Black Peppercorns | (Piper Nigrum)
It is a member of the Piperaceae family and is processed in a variety of ways to produce different types of peppers.
For example, black pepper is produced from cooked and dried unripe fruit, green pepper from dried and unripe fruit, and white pepper from the seeds of the ripened fruit of the plant.
Pepper is native to South India but widely grown in other tropical countries as well. It has long been regarded as a valuable spice and has played a major role in history, from being utilized as currency in ancient Greece, to the point of becoming a major player in the global spice trade.
Due to the presence of capsaicin and piperine, black pepper is used as a spice in virtually all of the world's cuisines as a pungent, spicy, and warming enhancer for food. Black pepper's appeal is complemented by citrus and wood undertones.
While it's mostly popular in cooking and garnishing in cuisines all over the world, it also has numerous health benefits.
Piperine is a compound found in black pepper, and it has a wide range of beneficial effects on the body.

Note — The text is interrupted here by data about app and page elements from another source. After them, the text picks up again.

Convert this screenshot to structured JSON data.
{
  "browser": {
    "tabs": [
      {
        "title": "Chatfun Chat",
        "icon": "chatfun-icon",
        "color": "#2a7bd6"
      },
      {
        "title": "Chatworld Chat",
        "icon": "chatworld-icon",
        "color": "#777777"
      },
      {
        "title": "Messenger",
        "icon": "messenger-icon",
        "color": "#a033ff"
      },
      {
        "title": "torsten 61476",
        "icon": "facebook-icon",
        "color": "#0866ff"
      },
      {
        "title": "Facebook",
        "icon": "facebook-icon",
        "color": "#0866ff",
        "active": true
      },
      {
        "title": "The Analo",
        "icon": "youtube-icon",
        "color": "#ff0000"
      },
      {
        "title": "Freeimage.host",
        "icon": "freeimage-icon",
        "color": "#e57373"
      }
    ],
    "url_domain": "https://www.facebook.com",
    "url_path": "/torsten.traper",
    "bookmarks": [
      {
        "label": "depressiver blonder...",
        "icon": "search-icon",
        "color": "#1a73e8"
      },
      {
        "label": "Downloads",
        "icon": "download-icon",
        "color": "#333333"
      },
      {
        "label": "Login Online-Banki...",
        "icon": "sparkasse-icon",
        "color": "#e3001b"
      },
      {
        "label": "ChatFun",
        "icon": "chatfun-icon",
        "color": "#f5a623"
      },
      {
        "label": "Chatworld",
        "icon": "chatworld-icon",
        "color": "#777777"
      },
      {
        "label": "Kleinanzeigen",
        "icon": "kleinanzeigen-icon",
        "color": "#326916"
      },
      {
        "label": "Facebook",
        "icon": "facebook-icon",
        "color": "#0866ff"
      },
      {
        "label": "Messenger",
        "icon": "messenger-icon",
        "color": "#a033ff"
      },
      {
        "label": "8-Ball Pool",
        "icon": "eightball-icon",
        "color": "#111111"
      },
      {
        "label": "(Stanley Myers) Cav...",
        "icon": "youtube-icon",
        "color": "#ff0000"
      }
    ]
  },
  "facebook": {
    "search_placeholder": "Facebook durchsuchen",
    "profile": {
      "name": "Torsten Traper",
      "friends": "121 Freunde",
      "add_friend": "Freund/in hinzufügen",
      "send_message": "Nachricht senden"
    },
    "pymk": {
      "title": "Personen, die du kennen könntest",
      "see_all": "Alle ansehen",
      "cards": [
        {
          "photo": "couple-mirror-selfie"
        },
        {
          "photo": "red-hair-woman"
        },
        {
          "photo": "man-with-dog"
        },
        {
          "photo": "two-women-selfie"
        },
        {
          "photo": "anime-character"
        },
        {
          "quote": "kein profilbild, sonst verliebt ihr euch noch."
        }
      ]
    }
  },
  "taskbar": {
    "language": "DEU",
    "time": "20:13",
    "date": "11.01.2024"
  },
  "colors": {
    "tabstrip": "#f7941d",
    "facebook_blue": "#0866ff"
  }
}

It appears to help with pain, respiration, and inflammation. Piperine appears to increase brain function as well.
The health advantages of black pepper range from strong antioxidant and anti-inflammatory characteristics to antitoxic properties (in the colon), tumor killing, thyroid support, cold treatment, fever reduction, and many more.
A fantastic finishing spice to top off peppercorn or spice blends, creamy salad dressings, vinaigrettes, sauces or marinades, rubs, pasta dishes, or even cooked vegetables.
◉ Spices should be stored in airtight glass containers -in a cool, dark, and dry area- to preserve their flavor.